Fibromyalgia is a poorly understood chronic pain condition. It is associated with widespread aches and pains, poor sleep and cognitive function, fatigue, and muscular tenderness.

Fibromyalgia symptoms

Diagnosis of Fibromyalgia

Diagnosing the condition can be difficult, as there are no tests to identify it directly. Like IBS, this is a functional condition, as opposed to structural, which means that imaging, biopsies, and blood tests will not show markers for the condition. Therefore, diagnosis is more about ruling out other similarly presenting conditions, such as:

  • rheumatoid arthritis and other rheumatological conditions
  • chronic fatigue or ME
  • multiple sclerosis (MS)


Previously, diagnosis was based on a set list of tender points across the body. Diagnostic criteria is now more focused on:

  • tenderness on both sides of the body, above and below the waist
  • feeling fatigued, and waking up unrefreshed
  • difficulty concentrating (“fibro fog”)
  • symptoms that last for at least 3 months

Symptoms may wax and wane, but generally they will be present to some degree throughout. Severity of symptoms form part of the diagnostic criteria, and a diagnosis can be made whether a person’s experience is mild or severe.

Who is Affected?

Fibromyalgia is most commonly diagnosed in women between the ages of 20 and 60. It can also affect men, but only 10% of people diagnosed are male.

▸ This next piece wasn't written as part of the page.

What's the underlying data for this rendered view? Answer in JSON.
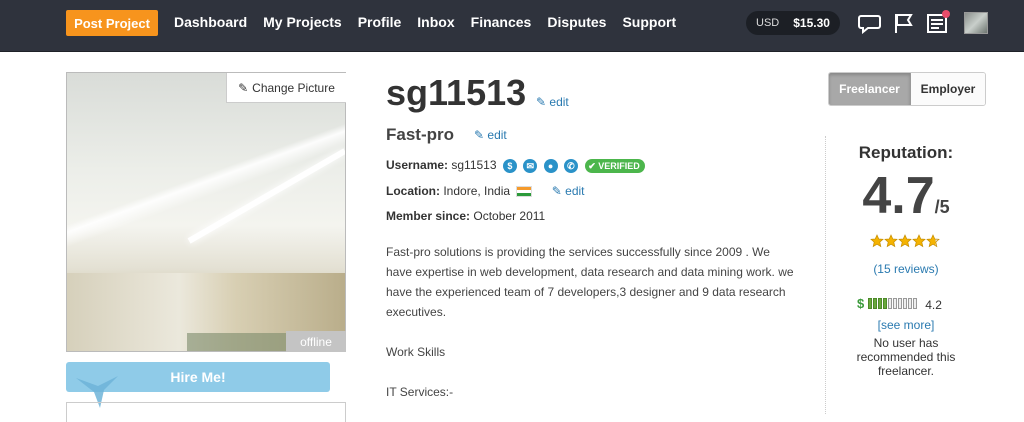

There are associations with other conditions, such as migraine, thyroid issues, and hypermobility. It is unclear exactly how the conditions are linked, but there may be a predisposition to developing fibromyalgia if you already have another condition.

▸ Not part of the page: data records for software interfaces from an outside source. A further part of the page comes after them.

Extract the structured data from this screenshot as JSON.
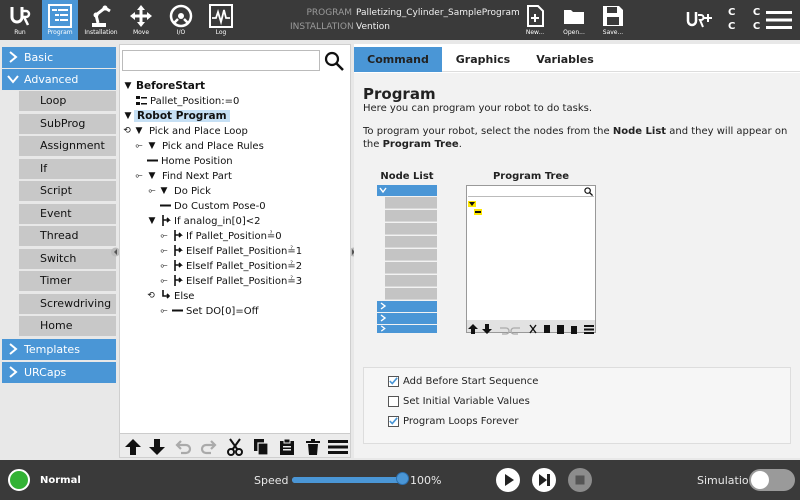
{
  "header": {
    "nav": [
      {
        "label": "Run",
        "icon": "ur-logo-icon"
      },
      {
        "label": "Program",
        "icon": "program-icon",
        "active": true
      },
      {
        "label": "Installation",
        "icon": "robot-arm-icon"
      },
      {
        "label": "Move",
        "icon": "move-arrows-icon"
      },
      {
        "label": "I/O",
        "icon": "io-icon"
      },
      {
        "label": "Log",
        "icon": "log-icon"
      }
    ],
    "program_key": "PROGRAM",
    "program_value": "Palletizing_Cylinder_SampleProgram",
    "installation_key": "INSTALLATION",
    "installation_value": "Vention",
    "file_actions": [
      {
        "label": "New...",
        "icon": "new-file-icon"
      },
      {
        "label": "Open...",
        "icon": "open-folder-icon"
      },
      {
        "label": "Save...",
        "icon": "save-icon"
      }
    ],
    "ccc_line1": "C C",
    "ccc_line2": "C C"
  },
  "leftnav": {
    "basic_label": "Basic",
    "advanced_label": "Advanced",
    "advanced_items": [
      "Loop",
      "SubProg",
      "Assignment",
      "If",
      "Script",
      "Event",
      "Thread",
      "Switch",
      "Timer",
      "Screwdriving",
      "Home"
    ],
    "templates_label": "Templates",
    "urcaps_label": "URCaps"
  },
  "tree": {
    "search_placeholder": "",
    "rows": [
      {
        "text": "BeforeStart"
      },
      {
        "text": "Pallet_Position:=0"
      },
      {
        "text": "Robot Program"
      },
      {
        "text": "Pick and Place Loop"
      },
      {
        "text": "Pick and Place Rules"
      },
      {
        "text": "Home Position"
      },
      {
        "text": "Find Next Part"
      },
      {
        "text": "Do Pick"
      },
      {
        "text": "Do Custom Pose-0"
      },
      {
        "text": "If analog_in[0]<2"
      },
      {
        "text": "If Pallet_Position≟0"
      },
      {
        "text": "ElseIf Pallet_Position≟1"
      },
      {
        "text": "ElseIf Pallet_Position≟2"
      },
      {
        "text": "ElseIf Pallet_Position≟3"
      },
      {
        "text": "Else"
      },
      {
        "text": "Set DO[0]=Off"
      }
    ]
  },
  "right": {
    "tabs": [
      "Command",
      "Graphics",
      "Variables"
    ],
    "title": "Program",
    "subtitle": "Here you can program your robot to do tasks.",
    "desc_pre": "To program your robot, select the nodes from the ",
    "desc_node_list": "Node List",
    "desc_mid": " and they will appear on the ",
    "desc_program_tree": "Program Tree",
    "desc_post": ".",
    "node_list_title": "Node List",
    "program_tree_title": "Program Tree",
    "options": [
      {
        "label": "Add Before Start Sequence",
        "checked": true
      },
      {
        "label": "Set Initial Variable Values",
        "checked": false
      },
      {
        "label": "Program Loops Forever",
        "checked": true
      }
    ]
  },
  "footer": {
    "status": "Normal",
    "speed_label": "Speed",
    "speed_value": "100%",
    "speed_fraction": 1.0,
    "simulation_label": "Simulation",
    "simulation_on": false
  },
  "colors": {
    "accent": "#4a96d6",
    "header": "#3a3a3a",
    "status_ok": "#33b235",
    "selection": "#c6e0f5"
  }
}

There is a lot that is not yet understood about the condition, and it can start for no apparent reason. Sometimes it begins after trauma, whether physical or emotional (including break ups or bereavements). It might also follow a viral infection or surgery of any kind. Studies have suggested that there may be an increased risk of developing the condition after Covid 19 infection.

Managing Fibromyalgia

Research shows that the best management strategy for fibromyalgia is exercise. For a condition characterised by fatigue and muscle pain, this is not an easy strategy to get into alone. Your osteopath can help by providing a personalised exercise plan, which we can revisit as time goes on to upgrade or adapt where necessary.

Stress management is also important, especially for those with mental health problems such as anxiety and depression. Seeking treatment for this may help to manage fibromyalgia symptoms. Acupuncture has also been shown to have potential benefits in symptom management.

Massage and gentle joint articulation may help too. The aim is to help the brain and body recognise that these movements are safe, making it easier for you to continue your activity in day to day life. There may be some discomfort associated with treatment as the muscles are more tender, so we will be sure to communicate well with you throughout your sessions. Everything needs to be done with your consent, so don’t hesitate to speak up at any point if you’re uncomfortable.

Make an appointment for your Fibromyalgia in Alsager by contacting 077 7593 1609